A welcomed and timely read which will be of interest to scholars involved in recent efforts to engage with the social and political dimensions and consequences of time and temporality.
Table of Contents
Foreword Michael Weinstein Introduction: Time and Political Obligation 1. Time and Temporality 2. Modernity and Political Obligation 3. Vertical Time-Binding 4. Horizontal Time-Binding 5. Chronarchy and Obligation
Justin C. Mueller received his PhD in Political Science from Purdue University, and currently lectures at Northeastern University. His research interests include the intersection of time and politics, particularly surrounding questions of obligation, obedience, belonging, and freedom.

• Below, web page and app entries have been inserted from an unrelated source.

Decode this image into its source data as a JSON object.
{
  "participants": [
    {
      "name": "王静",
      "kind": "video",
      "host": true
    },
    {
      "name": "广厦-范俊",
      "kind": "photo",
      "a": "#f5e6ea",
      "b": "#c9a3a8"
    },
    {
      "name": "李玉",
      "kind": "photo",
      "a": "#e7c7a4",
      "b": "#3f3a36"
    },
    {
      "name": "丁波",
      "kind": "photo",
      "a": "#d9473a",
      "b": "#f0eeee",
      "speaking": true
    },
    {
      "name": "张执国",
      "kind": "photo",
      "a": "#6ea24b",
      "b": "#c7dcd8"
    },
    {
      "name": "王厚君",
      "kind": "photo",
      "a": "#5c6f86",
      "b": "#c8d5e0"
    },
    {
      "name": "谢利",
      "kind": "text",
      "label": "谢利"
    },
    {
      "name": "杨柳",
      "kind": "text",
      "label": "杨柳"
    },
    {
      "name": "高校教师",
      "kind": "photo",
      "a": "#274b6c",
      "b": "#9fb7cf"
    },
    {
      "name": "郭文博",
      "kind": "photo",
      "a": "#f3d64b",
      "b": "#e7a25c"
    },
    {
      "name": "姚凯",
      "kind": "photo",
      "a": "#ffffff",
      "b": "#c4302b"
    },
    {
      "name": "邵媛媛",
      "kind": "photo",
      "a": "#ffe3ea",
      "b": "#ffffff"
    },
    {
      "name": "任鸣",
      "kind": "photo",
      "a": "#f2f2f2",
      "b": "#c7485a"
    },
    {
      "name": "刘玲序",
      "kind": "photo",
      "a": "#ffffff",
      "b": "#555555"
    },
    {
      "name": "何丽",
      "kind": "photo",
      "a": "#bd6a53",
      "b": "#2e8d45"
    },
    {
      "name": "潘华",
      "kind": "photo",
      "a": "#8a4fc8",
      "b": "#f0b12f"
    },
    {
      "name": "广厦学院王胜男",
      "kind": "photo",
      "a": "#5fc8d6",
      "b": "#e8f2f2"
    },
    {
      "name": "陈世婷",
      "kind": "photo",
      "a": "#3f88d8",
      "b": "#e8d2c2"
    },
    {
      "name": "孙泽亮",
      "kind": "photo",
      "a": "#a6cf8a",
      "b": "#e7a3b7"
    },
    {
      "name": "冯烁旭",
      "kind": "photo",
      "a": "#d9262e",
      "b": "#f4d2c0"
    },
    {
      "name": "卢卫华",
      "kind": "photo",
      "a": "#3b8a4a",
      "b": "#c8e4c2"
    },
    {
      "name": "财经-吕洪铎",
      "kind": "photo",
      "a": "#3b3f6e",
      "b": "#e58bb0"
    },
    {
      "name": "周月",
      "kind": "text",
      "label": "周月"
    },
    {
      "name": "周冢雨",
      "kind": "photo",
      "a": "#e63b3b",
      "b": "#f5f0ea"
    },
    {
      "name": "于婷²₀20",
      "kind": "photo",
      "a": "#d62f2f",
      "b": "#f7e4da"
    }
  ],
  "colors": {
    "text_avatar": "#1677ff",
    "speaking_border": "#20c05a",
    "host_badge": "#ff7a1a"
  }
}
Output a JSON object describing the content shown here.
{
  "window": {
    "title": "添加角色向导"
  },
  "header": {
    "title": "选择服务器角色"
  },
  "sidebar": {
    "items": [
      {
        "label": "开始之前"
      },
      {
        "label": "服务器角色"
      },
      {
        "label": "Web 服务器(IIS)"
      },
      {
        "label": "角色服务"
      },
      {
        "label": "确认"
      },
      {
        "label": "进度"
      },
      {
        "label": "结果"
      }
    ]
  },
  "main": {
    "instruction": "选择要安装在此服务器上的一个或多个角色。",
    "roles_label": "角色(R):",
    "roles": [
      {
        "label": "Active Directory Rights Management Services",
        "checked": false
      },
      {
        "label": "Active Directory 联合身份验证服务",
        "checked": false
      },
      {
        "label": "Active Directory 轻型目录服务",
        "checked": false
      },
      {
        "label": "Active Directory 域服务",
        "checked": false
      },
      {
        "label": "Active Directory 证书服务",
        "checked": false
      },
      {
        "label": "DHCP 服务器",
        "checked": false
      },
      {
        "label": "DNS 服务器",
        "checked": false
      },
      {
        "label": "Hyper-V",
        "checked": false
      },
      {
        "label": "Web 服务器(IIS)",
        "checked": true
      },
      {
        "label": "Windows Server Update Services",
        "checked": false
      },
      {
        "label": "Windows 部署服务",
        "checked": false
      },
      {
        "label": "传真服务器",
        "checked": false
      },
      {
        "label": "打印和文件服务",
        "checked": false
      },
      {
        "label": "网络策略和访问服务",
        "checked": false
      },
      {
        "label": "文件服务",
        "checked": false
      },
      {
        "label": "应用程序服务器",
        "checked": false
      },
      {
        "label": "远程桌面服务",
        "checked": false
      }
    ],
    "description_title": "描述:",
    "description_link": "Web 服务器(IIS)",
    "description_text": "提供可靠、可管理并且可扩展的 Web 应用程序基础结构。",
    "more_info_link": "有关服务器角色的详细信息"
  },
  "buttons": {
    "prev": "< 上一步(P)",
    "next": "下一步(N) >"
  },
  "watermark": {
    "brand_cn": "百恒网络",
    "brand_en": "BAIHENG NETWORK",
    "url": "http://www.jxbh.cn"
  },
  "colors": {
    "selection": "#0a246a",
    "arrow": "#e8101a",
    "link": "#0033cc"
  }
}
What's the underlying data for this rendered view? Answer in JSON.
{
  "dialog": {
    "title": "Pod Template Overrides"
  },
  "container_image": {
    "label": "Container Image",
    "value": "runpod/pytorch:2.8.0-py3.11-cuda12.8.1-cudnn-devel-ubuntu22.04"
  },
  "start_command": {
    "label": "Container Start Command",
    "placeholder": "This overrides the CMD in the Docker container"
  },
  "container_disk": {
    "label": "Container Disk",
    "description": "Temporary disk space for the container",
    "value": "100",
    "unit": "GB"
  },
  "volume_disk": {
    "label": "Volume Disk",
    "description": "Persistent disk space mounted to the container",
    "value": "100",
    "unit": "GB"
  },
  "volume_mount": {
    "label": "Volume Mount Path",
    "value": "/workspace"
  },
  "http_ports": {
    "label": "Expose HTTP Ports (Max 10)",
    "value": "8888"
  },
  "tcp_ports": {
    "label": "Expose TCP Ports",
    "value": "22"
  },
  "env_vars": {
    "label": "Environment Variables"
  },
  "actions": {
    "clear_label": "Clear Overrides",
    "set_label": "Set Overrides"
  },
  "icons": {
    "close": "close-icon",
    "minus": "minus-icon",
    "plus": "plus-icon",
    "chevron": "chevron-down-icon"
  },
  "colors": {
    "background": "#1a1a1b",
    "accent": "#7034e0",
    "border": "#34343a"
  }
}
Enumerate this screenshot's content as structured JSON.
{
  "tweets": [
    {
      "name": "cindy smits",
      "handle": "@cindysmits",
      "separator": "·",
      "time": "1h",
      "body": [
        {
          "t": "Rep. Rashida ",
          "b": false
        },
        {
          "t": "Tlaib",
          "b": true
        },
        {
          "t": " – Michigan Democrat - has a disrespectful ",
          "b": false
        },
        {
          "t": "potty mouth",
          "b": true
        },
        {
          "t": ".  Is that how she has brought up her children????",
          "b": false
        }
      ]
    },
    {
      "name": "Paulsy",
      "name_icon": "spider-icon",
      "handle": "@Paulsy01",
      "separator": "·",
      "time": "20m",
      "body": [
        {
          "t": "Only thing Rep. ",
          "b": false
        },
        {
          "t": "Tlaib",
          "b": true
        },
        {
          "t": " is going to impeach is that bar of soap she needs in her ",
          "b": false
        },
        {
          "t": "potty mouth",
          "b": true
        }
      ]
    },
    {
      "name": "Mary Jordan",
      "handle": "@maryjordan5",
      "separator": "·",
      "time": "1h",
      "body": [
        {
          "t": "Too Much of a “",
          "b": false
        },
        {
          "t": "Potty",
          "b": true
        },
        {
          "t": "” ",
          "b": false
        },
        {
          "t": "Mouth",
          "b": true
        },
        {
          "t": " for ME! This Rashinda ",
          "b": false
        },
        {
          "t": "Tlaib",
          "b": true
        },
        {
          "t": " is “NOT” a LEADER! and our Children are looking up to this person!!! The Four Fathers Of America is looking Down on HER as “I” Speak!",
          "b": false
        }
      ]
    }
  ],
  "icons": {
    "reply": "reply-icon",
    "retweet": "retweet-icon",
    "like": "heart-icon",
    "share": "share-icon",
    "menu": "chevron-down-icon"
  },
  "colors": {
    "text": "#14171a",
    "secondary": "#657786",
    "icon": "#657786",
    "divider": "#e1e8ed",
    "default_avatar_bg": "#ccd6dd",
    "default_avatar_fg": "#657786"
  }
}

'Justin C. Mueller revivifies the discussion of political obligation by drawing on the temporal philosophies of Bergson and Deleuze. He creates novel concepts to show how traditional theories of political obligation seek to bind us to existing forms of social and political order. His aim is not to deny the role that obligations play in our political and everyday lives, but to point to the ever present possibility of their modification or transformation. The concluding chapter is a tour de force that sketches some of the ways in which this temporal perspective might transform other problems in political philosophy such as the nature of freedom and the understanding of anarchism. This book will be of interest to scholars of political obligation and to anyone interested in the possibilities of productive engagement between political theory and contemporary European philosophy.'—Paul Patton, The University of New South Wales, Australia
'This is an elegant and pellucid account of a core political concept. Mobilizing his late mentor Michael Weinstein’s method of "love piracy," Mueller assembles an array of unusual suspects-Henri Bergson, Gilles Deleuze, Justis Buchler, Max Stirner- to confront the blind spot at the heart of both apologists and critics of political obligation-temporality: the political subject’s lived experience of time. At once an exhaustive typology, a cogent refutation of the extant theoretical impasse, and enactment of the critical freedom it advocates, The Temporality of Political Obligation affirmatively recasts modern and postmodern discussions of political authority.'—Diane S. Rubenstein, Cornell University, USA
'The Temporality of Political Obligation is not only a significant contribution to the question of political obligation but to political theory itself. By putting time at the forefront of his analysis, Mueller demonstrates how political theorists can rethink and reconceive enduring political questions in new and exciting ways. It paves a new way for political theorists to explore political questions and is a model of what political theory at its best can accomplish.'—VoegelinView